Nonetheless, he’s determined to change the future and find his mother, if it’s not already too late.
AZRAEL’S CURSE is a 90,000-word science fantasy novel, available on request. It’s written to stand alone but has series potential. My
short story “Pawn’s Gambit,” set in the same world as AZRAEL’S CURSE, appeared recently in BENEATH CEASELESS SKIES. Thank you for your time and consideration.
On the whole, I think this is pretty well done. There’s sweet bits of character detail about Hagai — the stew thing is particularly nice — and I’m intrigued to know more about a world with both air pirates AND sky sailors. (And which ones are the sky’lers?)
But where I’m getting slightly hung up is the sense that the query seems to give me a lot of action, possibly the entire story of this novel plus the set up for the sequel. The alternative is that this is just the set-up for the bulk of the novel, covering the action is just the first few chapters, in which case, I think you can spare some of the detail, and tell me more about what happens after Hagai signs onto Sam’s crew.

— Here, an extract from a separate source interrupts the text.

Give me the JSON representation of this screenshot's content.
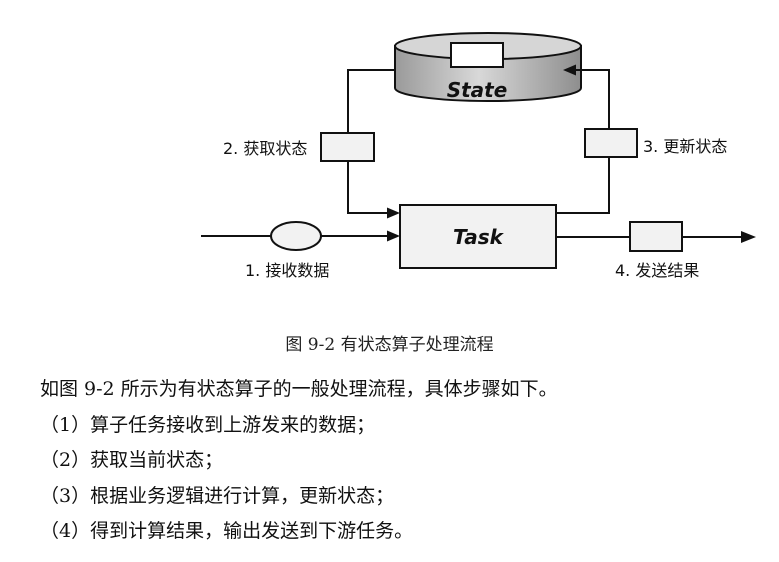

Maybe I’m being picky. I know I’m much more inclined to say no to something than yes, so I’ll open up the floor to my more generous readers. What do you think? And how do you feel about the term “science fantasy”?